--- GOAL OF THE EXERCISE ---
Only the lines that contain the string "face" belong in the answer; pull them from the records.

__________

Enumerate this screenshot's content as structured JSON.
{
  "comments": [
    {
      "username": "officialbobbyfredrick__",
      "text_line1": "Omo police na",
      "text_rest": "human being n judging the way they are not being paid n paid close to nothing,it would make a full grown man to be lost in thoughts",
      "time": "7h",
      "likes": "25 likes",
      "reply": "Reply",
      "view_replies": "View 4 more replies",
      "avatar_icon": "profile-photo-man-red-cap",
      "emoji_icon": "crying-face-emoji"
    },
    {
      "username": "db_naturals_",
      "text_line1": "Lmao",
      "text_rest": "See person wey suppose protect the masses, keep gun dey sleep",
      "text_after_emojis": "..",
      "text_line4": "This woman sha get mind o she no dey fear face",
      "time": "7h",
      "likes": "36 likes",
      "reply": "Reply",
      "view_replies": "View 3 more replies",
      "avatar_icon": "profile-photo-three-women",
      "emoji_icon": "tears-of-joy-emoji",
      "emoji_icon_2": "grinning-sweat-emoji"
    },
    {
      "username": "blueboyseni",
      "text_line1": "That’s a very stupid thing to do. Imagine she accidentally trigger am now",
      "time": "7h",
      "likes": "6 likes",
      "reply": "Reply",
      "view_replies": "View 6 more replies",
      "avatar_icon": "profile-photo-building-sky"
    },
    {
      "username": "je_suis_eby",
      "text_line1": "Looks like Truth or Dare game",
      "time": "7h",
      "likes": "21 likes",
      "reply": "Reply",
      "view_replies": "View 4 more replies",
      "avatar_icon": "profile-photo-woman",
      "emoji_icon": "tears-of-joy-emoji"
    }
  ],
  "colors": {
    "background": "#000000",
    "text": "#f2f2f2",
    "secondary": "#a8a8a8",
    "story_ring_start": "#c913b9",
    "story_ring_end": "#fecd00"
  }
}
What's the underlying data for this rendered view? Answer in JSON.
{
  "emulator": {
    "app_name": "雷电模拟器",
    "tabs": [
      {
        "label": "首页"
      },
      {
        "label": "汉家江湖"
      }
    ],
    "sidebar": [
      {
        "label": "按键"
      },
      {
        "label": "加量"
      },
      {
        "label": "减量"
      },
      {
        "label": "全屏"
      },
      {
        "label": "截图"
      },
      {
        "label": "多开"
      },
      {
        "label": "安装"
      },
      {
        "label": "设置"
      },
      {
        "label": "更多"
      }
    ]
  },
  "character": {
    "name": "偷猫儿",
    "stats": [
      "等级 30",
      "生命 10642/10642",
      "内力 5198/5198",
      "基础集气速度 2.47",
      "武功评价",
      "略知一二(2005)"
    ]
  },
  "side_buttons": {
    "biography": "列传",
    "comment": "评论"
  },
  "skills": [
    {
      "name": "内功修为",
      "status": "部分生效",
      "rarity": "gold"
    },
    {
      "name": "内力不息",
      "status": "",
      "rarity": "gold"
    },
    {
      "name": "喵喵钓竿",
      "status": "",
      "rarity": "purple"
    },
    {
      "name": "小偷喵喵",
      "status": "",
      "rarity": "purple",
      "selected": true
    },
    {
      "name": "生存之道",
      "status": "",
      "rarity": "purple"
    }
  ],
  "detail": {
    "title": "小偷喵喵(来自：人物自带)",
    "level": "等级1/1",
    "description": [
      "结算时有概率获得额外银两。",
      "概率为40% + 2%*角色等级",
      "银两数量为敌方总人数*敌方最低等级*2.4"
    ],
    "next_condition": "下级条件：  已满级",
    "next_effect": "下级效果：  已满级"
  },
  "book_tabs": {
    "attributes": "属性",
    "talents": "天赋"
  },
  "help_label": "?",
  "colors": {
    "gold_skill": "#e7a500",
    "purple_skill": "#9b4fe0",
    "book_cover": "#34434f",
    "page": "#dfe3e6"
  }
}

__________

--- OUTPUT OF THE TASK ---
      "emoji_icon": "crying-face-emoji"
      "text_line4": "This woman sha get mind o she no dey fear face",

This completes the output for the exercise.